In four experiments, we examined the impact of perceptual properties on the effectiveness of diagrams in analogical problem solving, using variants of convergence diagrams as source analogues for the radiation problem. Static diagrams representing the initial problematic state (one large line directed at a target) and the final state for a convergence solution (multiple converging lines) were not accessed spontaneously but were often used successfully once a hint to consider the diagram had been provided. The inaccessibility of static diagrams was not alleviated by adding additional diagrams to represent intermediate states (Experiment 1), but spontaneous access was improved by augmenting static diagrams with a verbal statement of the convergence principle (Experiment 3). Spontaneous retrieval and noticing were increased markedly by animating displays representing converging forces and thereby encouraging encoding of the lines as indicating motion toward a target (Experiments 3 and 4). However, neither static nor animated diagrams were effective when the arrows were reversed to imply divergence rather than convergence (Experiment 2). The results indicate that when animation encourages the interpretation of a diagram as a helpful source analogue, it can greatly enhance analogical transfer.
ASJC Scopus subject areas

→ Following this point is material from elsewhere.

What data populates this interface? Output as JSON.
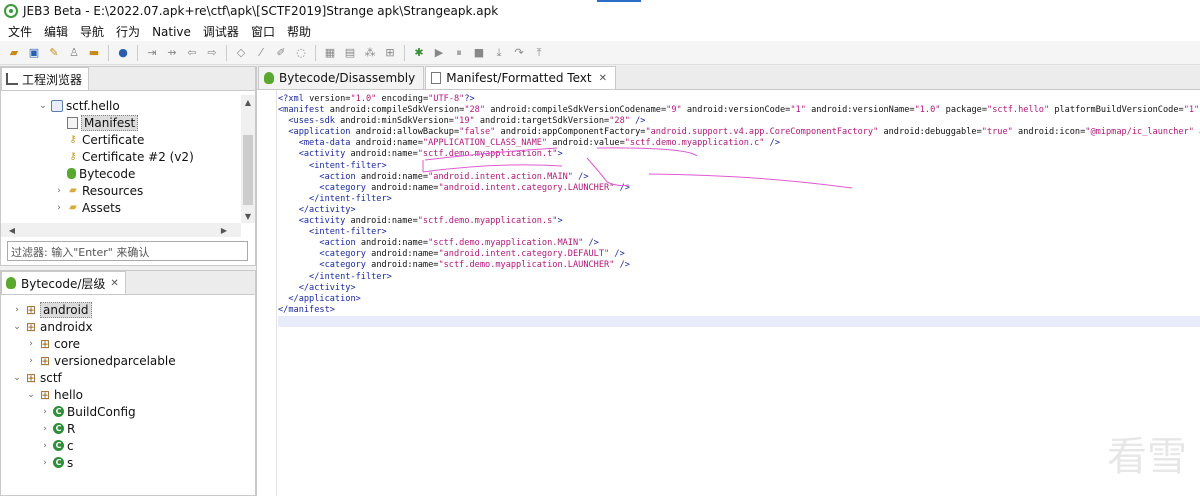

- Neuropsychology and Physiological Psychology
- Experimental and Cognitive Psychology
- Arts and Humanities (miscellaneous)